of a fly in a motel room as a mocking representation of their thought process.

 

There are people who don’t walk past an empty swimming pool

and think about past pleasures unrecoverable

 

and then stand there blocking the sidewalk for other pedestrians.

I have read about a town somewhere in California where human beings

 

do not send their sinuous feeder roots

deep into the potting soil of others’ emotional lives

 

as if they were greedy six-year-olds

sucking the last half-inch of milkshake up through a noisy straw;

 

and other persons in the Midwest who can kiss without

debating the imperialist baggage of heterosexuality.

 

Do you see that creamy, lemon-yellow moon?

There are some people, unlike me and you,

 

who do not yearn after fame or love or quantities of money as

unattainable as that moon;

thus, they do not later have to waste more time

defaming the object of their former ardor.

 

Or consequently run and crucify themselves

in some solitary midnight Starbucks Golgotha.

 

I have news for you—

there are people who get up in the morning and cross a room

 

and open a window to let the sweet breeze in

and let it touch them all over their faces and bodies.

 

I read this lovely piece called I Have News For You by Tony Hoagland this morning and realized that I wanted to feel the breeze on my face and put that into my Filofax. I want to schedule a series of meetings with life in the coming week. To put down into my iPhone calendar a to do list that includes laughter, trust, passion, engagement, conviction, care, compassion, generosity, presence, and emotions. I want to cleanse my soul of its pursuit of the efficient, the profitable, the career, the measurable, the milestone, the outcome, the deliverable, the productive.

Kronobergsparken, Stockholm by Asim Rafiqui 2011

I am back in Stockholm, Sweden. Over two hundred rolls of film sit in the dark of my closet and I have as yet not looked at a single frame I made from my nine months of travel.

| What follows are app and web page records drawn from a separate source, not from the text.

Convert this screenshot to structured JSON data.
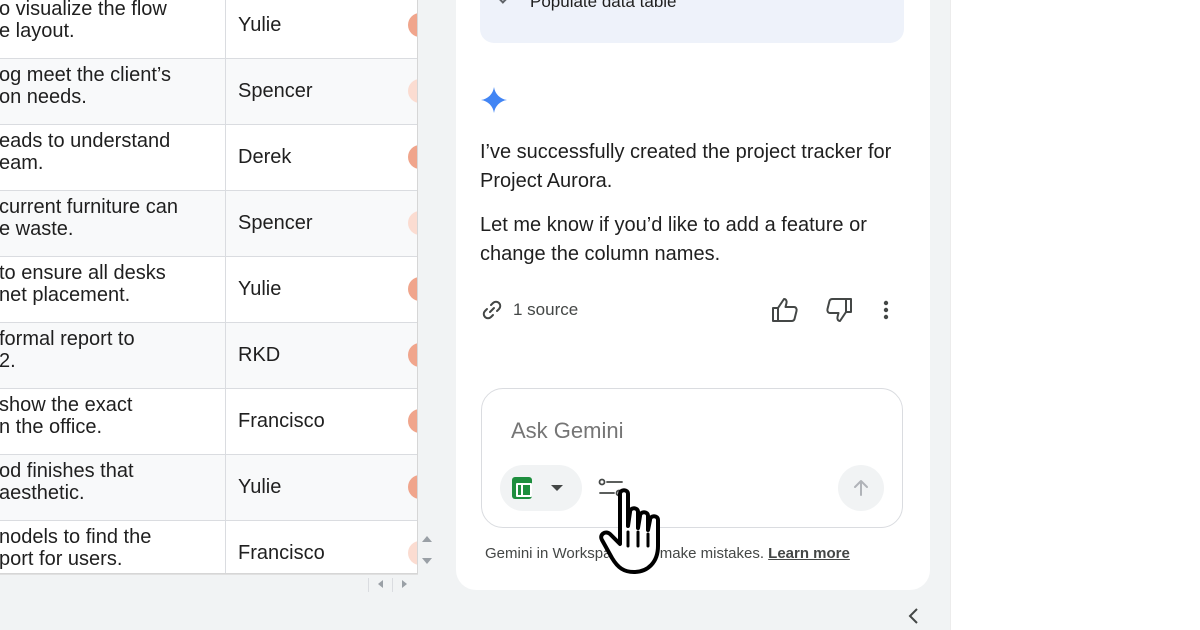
{
  "sheet": {
    "rows": [
      {
        "task_line1": "o visualize the flow",
        "task_line2": "e layout.",
        "owner": "Yulie",
        "status": "strong"
      },
      {
        "task_line1": "og meet the client’s",
        "task_line2": "on needs.",
        "owner": "Spencer",
        "status": "light"
      },
      {
        "task_line1": "eads to understand",
        "task_line2": "eam.",
        "owner": "Derek",
        "status": "strong"
      },
      {
        "task_line1": "current furniture can",
        "task_line2": "e waste.",
        "owner": "Spencer",
        "status": "light"
      },
      {
        "task_line1": "to ensure all desks",
        "task_line2": "net placement.",
        "owner": "Yulie",
        "status": "strong"
      },
      {
        "task_line1": "formal report to",
        "task_line2": "2.",
        "owner": "RKD",
        "status": "strong"
      },
      {
        "task_line1": "show the exact",
        "task_line2": "n the office.",
        "owner": "Francisco",
        "status": "strong"
      },
      {
        "task_line1": "od finishes that",
        "task_line2": "aesthetic.",
        "owner": "Yulie",
        "status": "strong"
      },
      {
        "task_line1": "nodels to find the",
        "task_line2": "port for users.",
        "owner": "Francisco",
        "status": "light"
      }
    ]
  },
  "panel": {
    "step": {
      "label": "Populate data table",
      "right": "⌃"
    },
    "messages": [
      "I’ve successfully created the project tracker for Project Aurora.",
      "Let me know if you’d like to add a feature or change the column names."
    ],
    "source_label": "1 source",
    "input_placeholder": "Ask Gemini",
    "disclaimer_text": "Gemini in Workspace can make mistakes.",
    "learn_more": "Learn more"
  },
  "icons": {
    "spark": "gemini-spark-icon",
    "link": "link-icon",
    "thumb_up": "thumb-up-icon",
    "thumb_down": "thumb-down-icon",
    "more": "more-vert-icon",
    "sheets": "google-sheets-icon",
    "tools": "tools-icon",
    "send": "send-arrow-icon",
    "collapse": "chevron-left-icon",
    "cursor": "hand-pointer-cursor"
  },
  "colors": {
    "spark": "#4285f4",
    "status_strong": "#f0a58c",
    "status_light": "#fbdcd1",
    "sheets_green": "#1e8e3e",
    "step_card": "#eef2fa"
  }
}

I can’t seem to. Perhaps I fear that by editing them, and scanning them, I will finally close what I will always remember as perhaps one of the greatest adventures of my life. I fear to look to avoid closing this moment. Words do not come at the moment. I have wanted to write about much: the Occupy Wall Street movement, developments in Pakistan, the conclusions of the India work. But as yet I am struggle to say anything coherent. When I am not spending moments with my daughter, laughing with her about the silliness of the lives we so quickly construct, I am sitting in parks and staring at the light as it moves along the branches, the breeze as it ruffles the hair of children playing, the sound of feet on the gravel walkways, and the quiet seconds that sneak in. I can’t write.